As poor air quality persisted Tuesday, Glidden’s students began signing out as some coughed, at least one student vomited, and a teacher in a classroom next door suffered an asthma attack. At least three students had to leave in an ambulance from Richmond High School, she said.
“It was miserable. It felt really bad as a teacher to try to protect your kids,” said Glidden, who is vice president of United Teachers of Richmond union. “We’re stuck in a smoky classroom with no communication about what to do.”
While Richmond schools work to right their ship, KRON 4 reports that public school students in the neighboring city of Oakland "will be given excused absences should they stay home from school because of the poor air quality," an offer that I'm sure had many kids coming up with coughs this morning. (Not to make light of what is truly a serious situation! But we were all young once, and we know how this goes.)

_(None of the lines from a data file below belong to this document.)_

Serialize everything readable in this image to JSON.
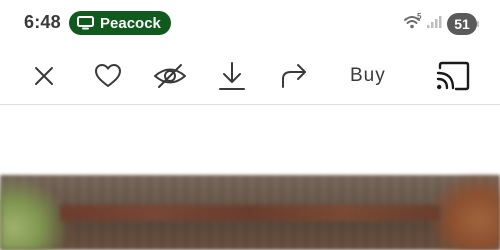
{
  "status_bar": {
    "time": "6:48",
    "active_app": {
      "label": "Peacock",
      "icon": "screen-icon",
      "color": "#0f5a1c"
    },
    "wifi": {
      "icon": "wifi-icon",
      "label": "5"
    },
    "signal": {
      "icon": "cellular-signal-icon"
    },
    "battery": {
      "level": "51",
      "color": "#5a5a5a"
    }
  },
  "toolbar": {
    "close": {
      "icon": "close-icon"
    },
    "favorite": {
      "icon": "heart-icon"
    },
    "hide": {
      "icon": "eye-slash-icon"
    },
    "download": {
      "icon": "download-icon"
    },
    "share": {
      "icon": "share-arrow-icon"
    },
    "buy_label": "Buy",
    "cast": {
      "icon": "cast-icon"
    }
  },
  "colors": {
    "text_dark": "#3a3a3a",
    "divider": "#dedede",
    "pill_green": "#0f5a1c"
  }
}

The issues with air quality are expected to extend into the weekend, a problem that's spurred the cancellation of the Virgin Sport "Festival of Fitness" planned for SF this weekend, event organizers say on their website. The festival was expected to include a one mile race and a half marathon through the city streets, but concerns about "the health and safety of our athletes and volunteers" as well as a desire not to use "valuable Bay Area first responders and resources that can be better utilized elsewhere" caused its cancellation.
According to a statement from the Bay Area Air Quality Management District, the situation will change moment by moment in the days ahead, as “due to active wildfires and changing wind patterns, air quality could be impacted for many days to come."
"Outside of the active fire areas, air quality will be variable and unpredictable. Air quality may improve at times or get worse, very quickly," they say.
This uncertainty may be our new normal, the Washington Post reports, saying that "The sea breeze will be weak, and that cool, damp marine layer? Nope — not beyond the coastal areas."
This is bad news for people who enjoy breathing clean air. Even if the fires can be reined in, parts of North Bay will still be burning and producing giant plumes of air-polluting smoke. With winds from the north through the weekend, the choking conditions can be expected to continue.
So the best thing we can do right now is take care of each other, and ourselves. Please remember to check on your neighbors, especially the elderly or those who might be otherwise impaired by the conditions. It's time to go to the doctor is these symptoms emerge:
- Repeated coughing
- Shortness of breath or difficulty breathing
- Chest tightness or pain
- Nausea or unusual fatigue
And don't hesitate to call 911 for any life-threatening emergencies.